- When made: 2015
- Where made: My Covenant with Nigerians
At the peak of their powers in 2014, the Boko Haram insurgency group captured a number of towns in the north-east. The success soon became an election hot-potato.
Recent attacks in 2018, including the abduction of over 100 schoolgirls in March suggest the terrorist group remains potent. However, they are not reported to have seized any other town since Buhari became president in 2015.
A military campaign supervised by the previous administration weeks before the 2015 elections helped push back the group from its strongholds, allowing for the holding of elections in previously occupied towns.
‘You cannot give a timeline’
But as we have reported before, the last embers of the group are still to be stamped out.
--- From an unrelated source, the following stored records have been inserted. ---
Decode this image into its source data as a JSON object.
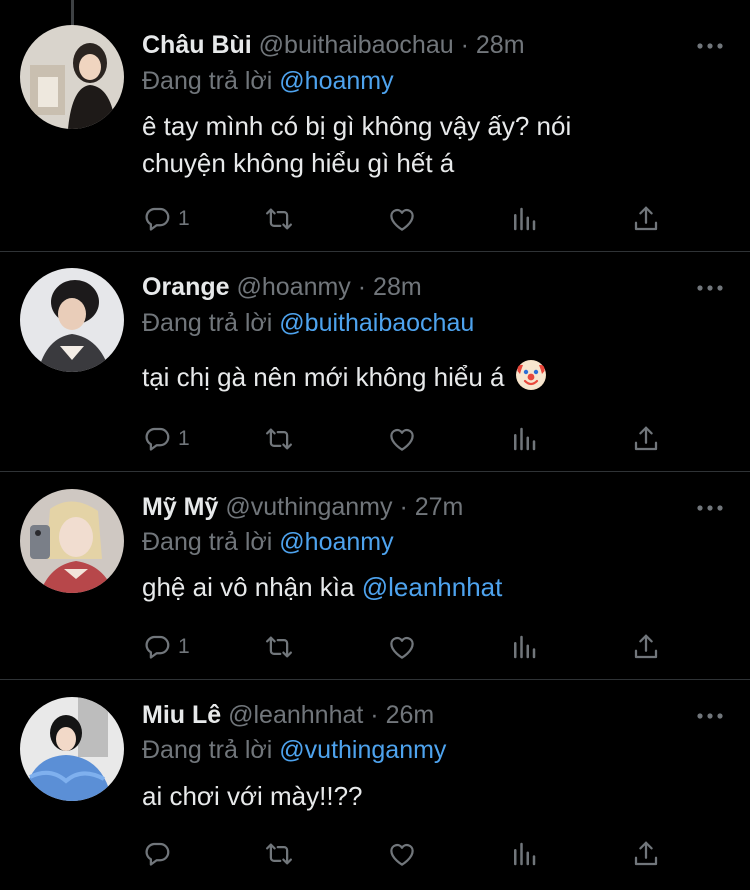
{
  "tweets": [
    {
      "name": "Châu Bùi",
      "handle": "@buithaibaochau",
      "time": "28m",
      "reply_prefix": "Đang trả lời",
      "reply_to": "@hoanmy",
      "text_lines": [
        "ê tay mình có bị gì không vậy ấy?  nói",
        "chuyện không hiểu gì hết á"
      ],
      "reply_count": "1"
    },
    {
      "name": "Orange",
      "handle": "@hoanmy",
      "time": "28m",
      "reply_prefix": "Đang trả lời",
      "reply_to": "@buithaibaochau",
      "text": "tại chị gà nên mới không hiểu á",
      "emoji": "clown-face",
      "reply_count": "1"
    },
    {
      "name": "Mỹ Mỹ",
      "handle": "@vuthinganmy",
      "time": "27m",
      "reply_prefix": "Đang trả lời",
      "reply_to": "@hoanmy",
      "text": "ghệ ai vô nhận kìa",
      "mention": "@leanhnhat",
      "reply_count": "1"
    },
    {
      "name": "Miu Lê",
      "handle": "@leanhnhat",
      "time": "26m",
      "reply_prefix": "Đang trả lời",
      "reply_to": "@vuthinganmy",
      "text": "ai chơi với mày!!??",
      "reply_count": ""
    }
  ],
  "separator": "·",
  "icons": [
    "reply-icon",
    "retweet-icon",
    "like-icon",
    "analytics-icon",
    "share-icon",
    "more-icon"
  ],
  "colors": {
    "background": "#000000",
    "text": "#e7e9ea",
    "muted": "#71767b",
    "link": "#4ea3ee"
  }
}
A database by Nigeria Security Watch shows more than 400 Boko Haram-related deaths in 2018 alone.
Though Boko Haram have not captured towns since 2015, they certainly still occupy portions of Nigeria’s territory because they operate from a base, ex-director of the department of state security, Mike Ejiofor, told Africa Check.
Ejiofor, now a security consultant, said the only real evidence of progress made so far against Boko Haram is that their operation has been restricted to the north-east, mainly Borno State.
“The Boko Haram insurgency is an asymmetric war. You cannot give a timeline to it. Many countries have fought insurgency and terrorism for several years. North Ireland fought it for over 26 years; Pakistan, Iraq and Iran are still fighting [it],” he said.
As early as December 2015, Buhari’s administration announced that Boko Haram has been “technically defeated”. But by May 2018 the government had changed the narrative about the state of Boko Haram to “degraded”.
It made some progress in the fight against Boko Haram; negotiating the release of some of the schoolgirls abducted from Chibok and Dapchi. However, a faction of Boko Haram, which renamed itself as Islamic State’s West Africa Province launched a number of attacks on military bases, killing soldiers and civilians, including humanitarian aid workers.
– Africa Check, February 2019
Source: My Covenant with Nigerians